Sr. Melinda Pellerin said she knew from her first day of elementary school that she wanted to become a member of the Sisters of St. Joseph of Springfield, Massachusetts, like her teachers, but felt unwelcome when she eventually tried to enter.

"I did not feel invited in," she told participants. "I never felt that they really wanted me."

She entered anyway.

"I knew when I entered a community of white women, it would be challenging and frustrating," she said. "But I knew I had spiritual and valuable gifts to give to the community."

It can still be challenging, she said, but "the sisters are always willing to sit down and dialogue with me, even when the dialogue is difficult to handle."

Screen Shot 2020-11-19 at 6.20.01 PM c.png

Sr. Melinda Pellerin of the Sisters of St. Joseph of Springfield, Massachusetts, speaks during a session of the three-part series on the role of religious life in racial injustice sponsored by the Center for the Study of Consecrated Life at Catholic Theol
Sr. Melinda Pellerin of the Sisters of St. Joseph of Springfield, Massachusetts, speaks during a session of the three-part series on the role of religious life in racial injustice sponsored by the Center for the Study of Consecrated Life at Catholic Theological Union in Chicago. (GSR screenshot)

Sr. Desiré Findlay grew up in New Mexico in a white parish and white schools. When she met two Sisters of St. Felix of Cantalice, known as the Felician Sisters, they seemed to be an order where it was OK to be different, and she thought she would fit in.

"I didn't come with a culture that was different. I just looked different," Findlay said in the first session of the series.

Then the order let her join the National Black Sisters' Conference and attend its events. Out of that blessing came the challenge of new insights on things she hadn't noticed before.

"Now, when I see biases and unchecked prejudices, it drives me crazy," Findlay said. "I'm grateful my community listens even when there are times when I have to challenge them on things that are unjust."

Sr. Anita Baird of the Daughters of the Heart of Mary moderated the discussion in the first session. She talked about a friend who, on her way from her home in Mississippi to join the Oblate Sisters of Providence in Baltimore, Maryland, a few decades ago, stopped for Mass along the way only to have to sit in the back of the church with the few Black members of the parish. After all the white members had received Communion, the priest put on gloves and then gave Communion to the Black members.
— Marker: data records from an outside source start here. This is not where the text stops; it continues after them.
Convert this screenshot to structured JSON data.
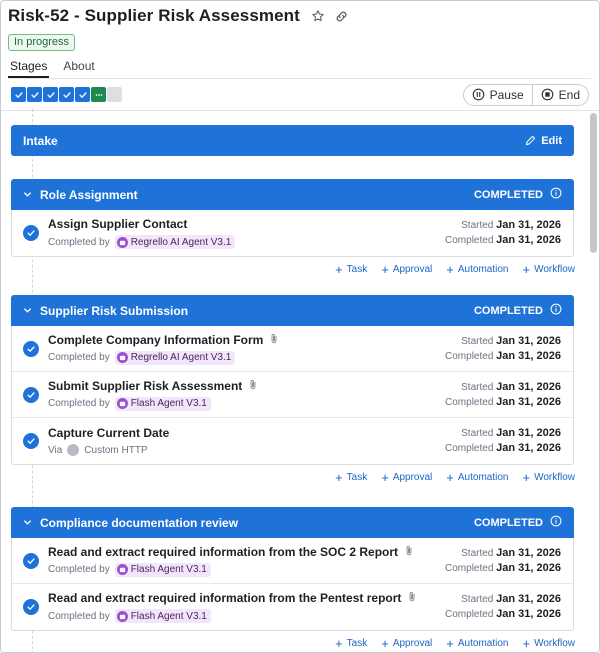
{
  "header": {
    "title": "Risk-52 - Supplier Risk Assessment",
    "status": "In progress",
    "tabs": [
      "Stages",
      "About"
    ]
  },
  "controls": {
    "pause": "Pause",
    "end": "End"
  },
  "stages_progress": {
    "completed": 5,
    "current": 1,
    "remaining": 1
  },
  "intake": {
    "name": "Intake",
    "edit": "Edit"
  },
  "action_labels": {
    "task": "Task",
    "approval": "Approval",
    "automation": "Automation",
    "workflow": "Workflow"
  },
  "stages": [
    {
      "name": "Role Assignment",
      "status": "COMPLETED",
      "tasks": [
        {
          "name": "Assign Supplier Contact",
          "via_label": "Completed by",
          "agent": "Regrello AI Agent V3.1",
          "started_label": "Started",
          "started": "Jan 31, 2026",
          "completed_label": "Completed",
          "completed": "Jan 31, 2026"
        }
      ]
    },
    {
      "name": "Supplier Risk Submission",
      "status": "COMPLETED",
      "tasks": [
        {
          "name": "Complete Company Information Form",
          "via_label": "Completed by",
          "agent": "Regrello AI Agent V3.1",
          "started_label": "Started",
          "started": "Jan 31, 2026",
          "completed_label": "Completed",
          "completed": "Jan 31, 2026"
        },
        {
          "name": "Submit Supplier Risk Assessment",
          "via_label": "Completed by",
          "agent": "Flash Agent V3.1",
          "started_label": "Started",
          "started": "Jan 31, 2026",
          "completed_label": "Completed",
          "completed": "Jan 31, 2026"
        },
        {
          "name": "Capture Current Date",
          "via_label": "Via",
          "agent": "Custom HTTP",
          "started_label": "Started",
          "started": "Jan 31, 2026",
          "completed_label": "Completed",
          "completed": "Jan 31, 2026"
        }
      ]
    },
    {
      "name": "Compliance documentation review",
      "status": "COMPLETED",
      "tasks": [
        {
          "name": "Read and extract required information from the SOC 2 Report",
          "via_label": "Completed by",
          "agent": "Flash Agent V3.1",
          "started_label": "Started",
          "started": "Jan 31, 2026",
          "completed_label": "Completed",
          "completed": "Jan 31, 2026"
        },
        {
          "name": "Read and extract required information from the Pentest report",
          "via_label": "Completed by",
          "agent": "Flash Agent V3.1",
          "started_label": "Started",
          "started": "Jan 31, 2026",
          "completed_label": "Completed",
          "completed": "Jan 31, 2026"
        }
      ]
    }
  ],
  "colors": {
    "accent": "#1f73d8",
    "current_stage": "#1d8a4e",
    "agent_bg": "#f3e6fa",
    "status_green": "#1e6b33"
  }
}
"And yet there was something that was calling her to give her life in consecration to God through religious life," Baird said.

Pellerin said generations of her family had to sit at the back of a white Catholic church, and she often asked her grandmother why they stayed despite the treatment.

"She said, 'Because you know who was sitting with us in the back of that church? Jesus was with us,' " Pellerin said. "We know what this church is supposed to be about. It may not be that way now, but we know what it is."

[Dan Stockman is national correspondent for Global Sisters Report. His email address is dstockman@ncronline.org. Follow him on Twitter or on Facebook.]

Like what you're reading? Sign up for GSR e-newsletters!

Thanks!
32